Aim of the exercise:
One number should be the full reply: how many lines of the material below contain "JSON".

————————

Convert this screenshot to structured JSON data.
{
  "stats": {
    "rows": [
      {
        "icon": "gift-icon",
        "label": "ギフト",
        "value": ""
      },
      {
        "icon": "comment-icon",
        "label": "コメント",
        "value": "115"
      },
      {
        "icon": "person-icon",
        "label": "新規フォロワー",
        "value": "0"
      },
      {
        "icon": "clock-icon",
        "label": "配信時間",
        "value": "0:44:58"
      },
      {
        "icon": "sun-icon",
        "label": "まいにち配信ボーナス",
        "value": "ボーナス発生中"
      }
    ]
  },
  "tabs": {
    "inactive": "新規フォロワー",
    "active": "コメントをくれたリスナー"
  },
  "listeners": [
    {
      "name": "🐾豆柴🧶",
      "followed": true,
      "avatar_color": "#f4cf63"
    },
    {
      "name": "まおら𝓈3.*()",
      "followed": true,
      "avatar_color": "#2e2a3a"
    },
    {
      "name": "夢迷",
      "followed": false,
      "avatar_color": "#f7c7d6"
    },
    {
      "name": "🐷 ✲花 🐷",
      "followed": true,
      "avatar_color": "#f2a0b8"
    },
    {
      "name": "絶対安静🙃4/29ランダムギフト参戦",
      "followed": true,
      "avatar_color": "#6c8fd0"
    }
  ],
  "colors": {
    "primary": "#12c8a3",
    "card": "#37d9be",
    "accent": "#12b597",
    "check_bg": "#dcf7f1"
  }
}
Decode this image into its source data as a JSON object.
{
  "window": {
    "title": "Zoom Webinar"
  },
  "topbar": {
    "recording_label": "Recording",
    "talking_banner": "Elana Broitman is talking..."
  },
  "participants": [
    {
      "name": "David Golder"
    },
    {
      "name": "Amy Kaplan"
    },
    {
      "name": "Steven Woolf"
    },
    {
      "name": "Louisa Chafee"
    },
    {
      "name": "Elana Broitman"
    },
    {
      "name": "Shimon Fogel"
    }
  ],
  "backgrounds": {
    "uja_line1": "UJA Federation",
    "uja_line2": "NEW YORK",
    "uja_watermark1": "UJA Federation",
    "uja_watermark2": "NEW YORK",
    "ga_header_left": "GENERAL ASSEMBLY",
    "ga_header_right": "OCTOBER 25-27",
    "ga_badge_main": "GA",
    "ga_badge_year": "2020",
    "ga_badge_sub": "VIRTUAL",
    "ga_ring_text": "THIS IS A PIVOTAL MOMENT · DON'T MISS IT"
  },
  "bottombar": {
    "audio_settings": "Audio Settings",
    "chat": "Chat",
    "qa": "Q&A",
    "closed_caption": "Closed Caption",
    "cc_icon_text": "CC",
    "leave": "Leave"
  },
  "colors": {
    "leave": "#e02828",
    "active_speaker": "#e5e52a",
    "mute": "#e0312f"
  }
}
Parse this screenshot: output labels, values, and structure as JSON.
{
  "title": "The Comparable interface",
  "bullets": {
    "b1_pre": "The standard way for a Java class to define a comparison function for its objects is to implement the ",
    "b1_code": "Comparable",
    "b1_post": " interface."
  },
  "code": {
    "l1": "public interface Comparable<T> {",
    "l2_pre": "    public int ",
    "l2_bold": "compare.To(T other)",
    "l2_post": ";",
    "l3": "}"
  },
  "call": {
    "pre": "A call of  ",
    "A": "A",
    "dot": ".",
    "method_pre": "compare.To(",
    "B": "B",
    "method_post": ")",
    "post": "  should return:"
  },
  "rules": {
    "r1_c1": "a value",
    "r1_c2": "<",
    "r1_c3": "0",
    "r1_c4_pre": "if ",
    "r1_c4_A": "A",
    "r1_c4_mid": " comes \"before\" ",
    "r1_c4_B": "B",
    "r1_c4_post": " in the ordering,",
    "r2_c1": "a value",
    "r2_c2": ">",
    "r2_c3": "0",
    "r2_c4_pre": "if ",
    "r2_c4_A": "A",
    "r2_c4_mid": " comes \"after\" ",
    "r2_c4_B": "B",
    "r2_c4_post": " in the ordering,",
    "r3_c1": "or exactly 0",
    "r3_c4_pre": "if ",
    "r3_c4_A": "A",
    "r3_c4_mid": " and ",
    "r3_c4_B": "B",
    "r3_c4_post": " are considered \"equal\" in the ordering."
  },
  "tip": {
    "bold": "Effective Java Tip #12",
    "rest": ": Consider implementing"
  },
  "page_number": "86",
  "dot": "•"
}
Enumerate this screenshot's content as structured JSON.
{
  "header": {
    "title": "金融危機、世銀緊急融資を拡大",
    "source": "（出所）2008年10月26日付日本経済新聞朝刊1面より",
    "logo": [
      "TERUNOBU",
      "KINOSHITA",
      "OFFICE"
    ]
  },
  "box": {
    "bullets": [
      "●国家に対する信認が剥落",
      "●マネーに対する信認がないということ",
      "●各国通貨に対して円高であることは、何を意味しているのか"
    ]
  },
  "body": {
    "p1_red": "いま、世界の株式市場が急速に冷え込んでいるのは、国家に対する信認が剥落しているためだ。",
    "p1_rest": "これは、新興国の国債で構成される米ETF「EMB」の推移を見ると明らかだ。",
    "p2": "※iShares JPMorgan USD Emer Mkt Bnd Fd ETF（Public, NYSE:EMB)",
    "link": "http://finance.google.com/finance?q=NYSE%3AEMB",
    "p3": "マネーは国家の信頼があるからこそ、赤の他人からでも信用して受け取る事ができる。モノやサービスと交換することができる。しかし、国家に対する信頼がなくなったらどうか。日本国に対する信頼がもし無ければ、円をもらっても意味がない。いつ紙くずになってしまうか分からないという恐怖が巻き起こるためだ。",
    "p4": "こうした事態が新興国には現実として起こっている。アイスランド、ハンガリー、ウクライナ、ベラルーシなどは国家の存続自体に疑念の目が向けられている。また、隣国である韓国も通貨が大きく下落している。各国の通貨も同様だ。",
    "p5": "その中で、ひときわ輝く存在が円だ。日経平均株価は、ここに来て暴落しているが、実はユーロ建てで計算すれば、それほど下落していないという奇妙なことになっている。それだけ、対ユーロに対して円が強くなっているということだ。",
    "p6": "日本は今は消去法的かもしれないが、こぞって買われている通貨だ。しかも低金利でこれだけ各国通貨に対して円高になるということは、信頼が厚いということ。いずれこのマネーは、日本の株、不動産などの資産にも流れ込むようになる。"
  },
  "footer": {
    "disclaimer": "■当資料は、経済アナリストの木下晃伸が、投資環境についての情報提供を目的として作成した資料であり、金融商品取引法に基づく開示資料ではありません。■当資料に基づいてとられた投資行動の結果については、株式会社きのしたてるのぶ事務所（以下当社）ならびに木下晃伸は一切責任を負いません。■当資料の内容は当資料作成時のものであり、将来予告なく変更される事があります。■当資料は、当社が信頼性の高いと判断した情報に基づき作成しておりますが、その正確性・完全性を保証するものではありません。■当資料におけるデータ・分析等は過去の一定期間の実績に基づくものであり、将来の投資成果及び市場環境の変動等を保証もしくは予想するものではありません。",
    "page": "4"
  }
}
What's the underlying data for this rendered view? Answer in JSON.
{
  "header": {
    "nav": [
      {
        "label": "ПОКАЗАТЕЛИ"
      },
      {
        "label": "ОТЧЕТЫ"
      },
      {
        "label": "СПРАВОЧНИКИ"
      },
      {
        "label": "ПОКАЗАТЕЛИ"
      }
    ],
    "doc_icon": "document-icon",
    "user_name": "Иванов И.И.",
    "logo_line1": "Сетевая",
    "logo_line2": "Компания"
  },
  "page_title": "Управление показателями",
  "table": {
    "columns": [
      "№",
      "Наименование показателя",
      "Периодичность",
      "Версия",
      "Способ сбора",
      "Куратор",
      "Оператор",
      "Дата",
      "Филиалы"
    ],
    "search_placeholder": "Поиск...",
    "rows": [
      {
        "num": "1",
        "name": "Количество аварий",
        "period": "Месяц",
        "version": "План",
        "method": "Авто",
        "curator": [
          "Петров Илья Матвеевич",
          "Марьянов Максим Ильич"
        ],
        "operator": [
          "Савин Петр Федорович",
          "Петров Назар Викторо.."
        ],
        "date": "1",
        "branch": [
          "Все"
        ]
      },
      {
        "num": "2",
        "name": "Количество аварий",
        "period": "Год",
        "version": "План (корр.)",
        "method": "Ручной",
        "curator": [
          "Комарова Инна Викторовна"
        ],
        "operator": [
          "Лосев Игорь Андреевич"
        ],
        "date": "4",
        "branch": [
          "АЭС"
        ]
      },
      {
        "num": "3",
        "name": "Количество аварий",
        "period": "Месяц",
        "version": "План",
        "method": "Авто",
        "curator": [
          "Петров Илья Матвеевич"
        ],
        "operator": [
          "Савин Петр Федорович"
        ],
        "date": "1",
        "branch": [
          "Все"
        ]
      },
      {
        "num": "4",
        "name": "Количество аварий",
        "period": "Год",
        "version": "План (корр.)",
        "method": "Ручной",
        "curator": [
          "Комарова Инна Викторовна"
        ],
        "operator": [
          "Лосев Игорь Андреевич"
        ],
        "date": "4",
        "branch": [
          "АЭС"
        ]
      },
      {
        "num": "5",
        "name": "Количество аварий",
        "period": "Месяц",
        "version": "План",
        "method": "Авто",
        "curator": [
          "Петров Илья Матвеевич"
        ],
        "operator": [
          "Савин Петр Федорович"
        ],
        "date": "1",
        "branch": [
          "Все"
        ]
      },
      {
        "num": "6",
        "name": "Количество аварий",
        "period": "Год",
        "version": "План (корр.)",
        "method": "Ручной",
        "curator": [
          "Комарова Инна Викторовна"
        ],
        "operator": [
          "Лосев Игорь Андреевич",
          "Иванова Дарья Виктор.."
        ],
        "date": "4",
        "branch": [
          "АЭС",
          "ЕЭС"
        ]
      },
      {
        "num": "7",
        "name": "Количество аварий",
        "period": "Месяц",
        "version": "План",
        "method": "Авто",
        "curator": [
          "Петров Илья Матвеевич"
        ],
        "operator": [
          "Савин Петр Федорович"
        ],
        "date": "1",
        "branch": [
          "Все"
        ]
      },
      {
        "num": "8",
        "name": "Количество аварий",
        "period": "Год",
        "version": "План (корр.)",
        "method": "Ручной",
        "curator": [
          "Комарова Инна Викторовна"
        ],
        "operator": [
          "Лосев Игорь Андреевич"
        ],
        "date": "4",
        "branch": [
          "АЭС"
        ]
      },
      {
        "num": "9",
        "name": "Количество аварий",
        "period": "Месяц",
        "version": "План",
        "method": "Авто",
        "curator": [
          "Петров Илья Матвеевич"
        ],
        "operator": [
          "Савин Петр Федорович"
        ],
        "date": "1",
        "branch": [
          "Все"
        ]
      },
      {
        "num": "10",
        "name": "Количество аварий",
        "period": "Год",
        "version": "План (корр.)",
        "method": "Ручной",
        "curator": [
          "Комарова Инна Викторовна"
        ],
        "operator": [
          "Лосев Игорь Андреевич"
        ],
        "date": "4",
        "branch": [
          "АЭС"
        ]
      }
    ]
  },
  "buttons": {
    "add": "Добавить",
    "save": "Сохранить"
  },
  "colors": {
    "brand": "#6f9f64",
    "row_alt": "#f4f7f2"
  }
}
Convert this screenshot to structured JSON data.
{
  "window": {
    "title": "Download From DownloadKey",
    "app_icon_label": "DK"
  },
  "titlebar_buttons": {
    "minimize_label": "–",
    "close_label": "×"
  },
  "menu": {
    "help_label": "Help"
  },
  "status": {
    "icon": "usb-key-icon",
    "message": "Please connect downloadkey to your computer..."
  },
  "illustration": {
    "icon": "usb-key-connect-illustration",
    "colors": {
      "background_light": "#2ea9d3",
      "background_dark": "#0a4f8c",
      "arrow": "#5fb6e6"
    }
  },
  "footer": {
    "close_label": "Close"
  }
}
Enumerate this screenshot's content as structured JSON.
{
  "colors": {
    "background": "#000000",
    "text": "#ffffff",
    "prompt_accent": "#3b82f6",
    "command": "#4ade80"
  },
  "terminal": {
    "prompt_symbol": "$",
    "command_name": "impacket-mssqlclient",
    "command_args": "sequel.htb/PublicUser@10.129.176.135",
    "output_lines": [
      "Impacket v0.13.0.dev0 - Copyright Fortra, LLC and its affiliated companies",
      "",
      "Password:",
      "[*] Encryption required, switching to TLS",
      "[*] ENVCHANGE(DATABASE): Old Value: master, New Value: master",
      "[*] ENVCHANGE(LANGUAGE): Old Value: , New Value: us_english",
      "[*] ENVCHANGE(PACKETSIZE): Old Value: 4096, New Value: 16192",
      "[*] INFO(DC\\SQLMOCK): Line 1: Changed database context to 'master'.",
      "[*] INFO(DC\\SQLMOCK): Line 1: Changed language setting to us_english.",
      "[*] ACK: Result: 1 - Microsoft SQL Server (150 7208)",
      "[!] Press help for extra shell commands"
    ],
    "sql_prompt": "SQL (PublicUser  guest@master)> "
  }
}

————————

Task solution:
7